### [Element data from apps and pages]
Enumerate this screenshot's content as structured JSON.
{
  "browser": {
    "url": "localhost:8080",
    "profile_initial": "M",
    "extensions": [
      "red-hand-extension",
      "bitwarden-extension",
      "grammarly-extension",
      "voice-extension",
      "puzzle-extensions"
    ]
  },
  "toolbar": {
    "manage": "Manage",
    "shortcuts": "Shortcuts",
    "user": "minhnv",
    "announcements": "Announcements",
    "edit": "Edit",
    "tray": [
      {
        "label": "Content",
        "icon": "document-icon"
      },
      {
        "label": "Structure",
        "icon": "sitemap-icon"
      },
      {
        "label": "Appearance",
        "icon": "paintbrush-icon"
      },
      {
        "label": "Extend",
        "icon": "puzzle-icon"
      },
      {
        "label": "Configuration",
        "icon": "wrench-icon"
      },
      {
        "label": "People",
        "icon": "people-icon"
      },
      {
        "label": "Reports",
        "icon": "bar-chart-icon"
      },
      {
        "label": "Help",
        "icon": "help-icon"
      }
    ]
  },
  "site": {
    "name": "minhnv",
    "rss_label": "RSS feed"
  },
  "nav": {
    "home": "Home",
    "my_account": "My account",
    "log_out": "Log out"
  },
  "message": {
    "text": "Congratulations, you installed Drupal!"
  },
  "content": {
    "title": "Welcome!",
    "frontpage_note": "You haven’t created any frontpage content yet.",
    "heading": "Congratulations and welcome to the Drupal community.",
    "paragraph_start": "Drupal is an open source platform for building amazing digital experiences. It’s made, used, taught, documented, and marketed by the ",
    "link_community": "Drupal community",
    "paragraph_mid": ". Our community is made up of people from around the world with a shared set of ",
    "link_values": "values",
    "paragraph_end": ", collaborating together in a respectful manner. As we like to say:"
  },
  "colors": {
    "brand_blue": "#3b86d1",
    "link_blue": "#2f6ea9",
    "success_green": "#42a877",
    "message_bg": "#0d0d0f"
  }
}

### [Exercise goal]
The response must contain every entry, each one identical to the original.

### [Written answer]
Enumerate this screenshot's content as structured JSON.
{
  "browser": {
    "url": "localhost:8080",
    "profile_initial": "M",
    "extensions": [
      "red-hand-extension",
      "bitwarden-extension",
      "grammarly-extension",
      "voice-extension",
      "puzzle-extensions"
    ]
  },
  "toolbar": {
    "manage": "Manage",
    "shortcuts": "Shortcuts",
    "user": "minhnv",
    "announcements": "Announcements",
    "edit": "Edit",
    "tray": [
      {
        "label": "Content",
        "icon": "document-icon"
      },
      {
        "label": "Structure",
        "icon": "sitemap-icon"
      },
      {
        "label": "Appearance",
        "icon": "paintbrush-icon"
      },
      {
        "label": "Extend",
        "icon": "puzzle-icon"
      },
      {
        "label": "Configuration",
        "icon": "wrench-icon"
      },
      {
        "label": "People",
        "icon": "people-icon"
      },
      {
        "label": "Reports",
        "icon": "bar-chart-icon"
      },
      {
        "label": "Help",
        "icon": "help-icon"
      }
    ]
  },
  "site": {
    "name": "minhnv",
    "rss_label": "RSS feed"
  },
  "nav": {
    "home": "Home",
    "my_account": "My account",
    "log_out": "Log out"
  },
  "message": {
    "text": "Congratulations, you installed Drupal!"
  },
  "content": {
    "title": "Welcome!",
    "frontpage_note": "You haven’t created any frontpage content yet.",
    "heading": "Congratulations and welcome to the Drupal community.",
    "paragraph_start": "Drupal is an open source platform for building amazing digital experiences. It’s made, used, taught, documented, and marketed by the ",
    "link_community": "Drupal community",
    "paragraph_mid": ". Our community is made up of people from around the world with a shared set of ",
    "link_values": "values",
    "paragraph_end": ", collaborating together in a respectful manner. As we like to say:"
  },
  "colors": {
    "brand_blue": "#3b86d1",
    "link_blue": "#2f6ea9",
    "success_green": "#42a877",
    "message_bg": "#0d0d0f"
  }
}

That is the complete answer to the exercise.